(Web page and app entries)
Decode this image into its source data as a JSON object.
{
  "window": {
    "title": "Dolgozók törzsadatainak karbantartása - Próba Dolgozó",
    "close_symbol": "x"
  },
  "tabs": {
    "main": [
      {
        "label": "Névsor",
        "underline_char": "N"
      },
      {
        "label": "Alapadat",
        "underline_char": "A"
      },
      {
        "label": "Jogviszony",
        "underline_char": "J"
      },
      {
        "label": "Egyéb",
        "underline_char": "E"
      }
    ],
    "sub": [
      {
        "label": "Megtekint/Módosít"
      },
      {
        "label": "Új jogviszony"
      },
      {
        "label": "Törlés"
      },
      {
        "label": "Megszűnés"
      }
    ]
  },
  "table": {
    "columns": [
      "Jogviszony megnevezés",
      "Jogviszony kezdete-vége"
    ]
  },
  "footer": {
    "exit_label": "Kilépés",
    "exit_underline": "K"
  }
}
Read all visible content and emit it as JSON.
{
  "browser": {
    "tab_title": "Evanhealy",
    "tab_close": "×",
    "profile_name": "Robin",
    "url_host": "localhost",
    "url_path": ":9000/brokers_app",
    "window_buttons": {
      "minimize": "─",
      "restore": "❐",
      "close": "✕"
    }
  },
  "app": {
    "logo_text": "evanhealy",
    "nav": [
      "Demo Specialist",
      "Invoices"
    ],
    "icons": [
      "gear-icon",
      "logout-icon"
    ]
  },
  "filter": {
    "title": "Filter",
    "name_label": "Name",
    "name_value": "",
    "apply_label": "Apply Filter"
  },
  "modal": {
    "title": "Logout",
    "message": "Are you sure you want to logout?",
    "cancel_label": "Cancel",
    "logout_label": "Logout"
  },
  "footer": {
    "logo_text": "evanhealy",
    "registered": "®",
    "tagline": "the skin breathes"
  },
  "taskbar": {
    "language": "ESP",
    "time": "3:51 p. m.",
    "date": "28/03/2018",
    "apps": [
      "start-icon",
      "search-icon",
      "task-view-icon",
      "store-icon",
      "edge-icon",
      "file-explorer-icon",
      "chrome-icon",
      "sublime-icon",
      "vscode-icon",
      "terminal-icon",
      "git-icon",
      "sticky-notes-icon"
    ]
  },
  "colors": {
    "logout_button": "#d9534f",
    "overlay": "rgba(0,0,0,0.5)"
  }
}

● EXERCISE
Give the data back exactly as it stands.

● WRITTEN RESPONSE
Decode this image into its source data as a JSON object.
{
  "window": {
    "title": "Dolgozók törzsadatainak karbantartása - Próba Dolgozó",
    "close_symbol": "x"
  },
  "tabs": {
    "main": [
      {
        "label": "Névsor",
        "underline_char": "N"
      },
      {
        "label": "Alapadat",
        "underline_char": "A"
      },
      {
        "label": "Jogviszony",
        "underline_char": "J"
      },
      {
        "label": "Egyéb",
        "underline_char": "E"
      }
    ],
    "sub": [
      {
        "label": "Megtekint/Módosít"
      },
      {
        "label": "Új jogviszony"
      },
      {
        "label": "Törlés"
      },
      {
        "label": "Megszűnés"
      }
    ]
  },
  "table": {
    "columns": [
      "Jogviszony megnevezés",
      "Jogviszony kezdete-vége"
    ]
  },
  "footer": {
    "exit_label": "Kilépés",
    "exit_underline": "K"
  }
}
Read all visible content and emit it as JSON.
{
  "browser": {
    "tab_title": "Evanhealy",
    "tab_close": "×",
    "profile_name": "Robin",
    "url_host": "localhost",
    "url_path": ":9000/brokers_app",
    "window_buttons": {
      "minimize": "─",
      "restore": "❐",
      "close": "✕"
    }
  },
  "app": {
    "logo_text": "evanhealy",
    "nav": [
      "Demo Specialist",
      "Invoices"
    ],
    "icons": [
      "gear-icon",
      "logout-icon"
    ]
  },
  "filter": {
    "title": "Filter",
    "name_label": "Name",
    "name_value": "",
    "apply_label": "Apply Filter"
  },
  "modal": {
    "title": "Logout",
    "message": "Are you sure you want to logout?",
    "cancel_label": "Cancel",
    "logout_label": "Logout"
  },
  "footer": {
    "logo_text": "evanhealy",
    "registered": "®",
    "tagline": "the skin breathes"
  },
  "taskbar": {
    "language": "ESP",
    "time": "3:51 p. m.",
    "date": "28/03/2018",
    "apps": [
      "start-icon",
      "search-icon",
      "task-view-icon",
      "store-icon",
      "edge-icon",
      "file-explorer-icon",
      "chrome-icon",
      "sublime-icon",
      "vscode-icon",
      "terminal-icon",
      "git-icon",
      "sticky-notes-icon"
    ]
  },
  "colors": {
    "logout_button": "#d9534f",
    "overlay": "rgba(0,0,0,0.5)"
  }
}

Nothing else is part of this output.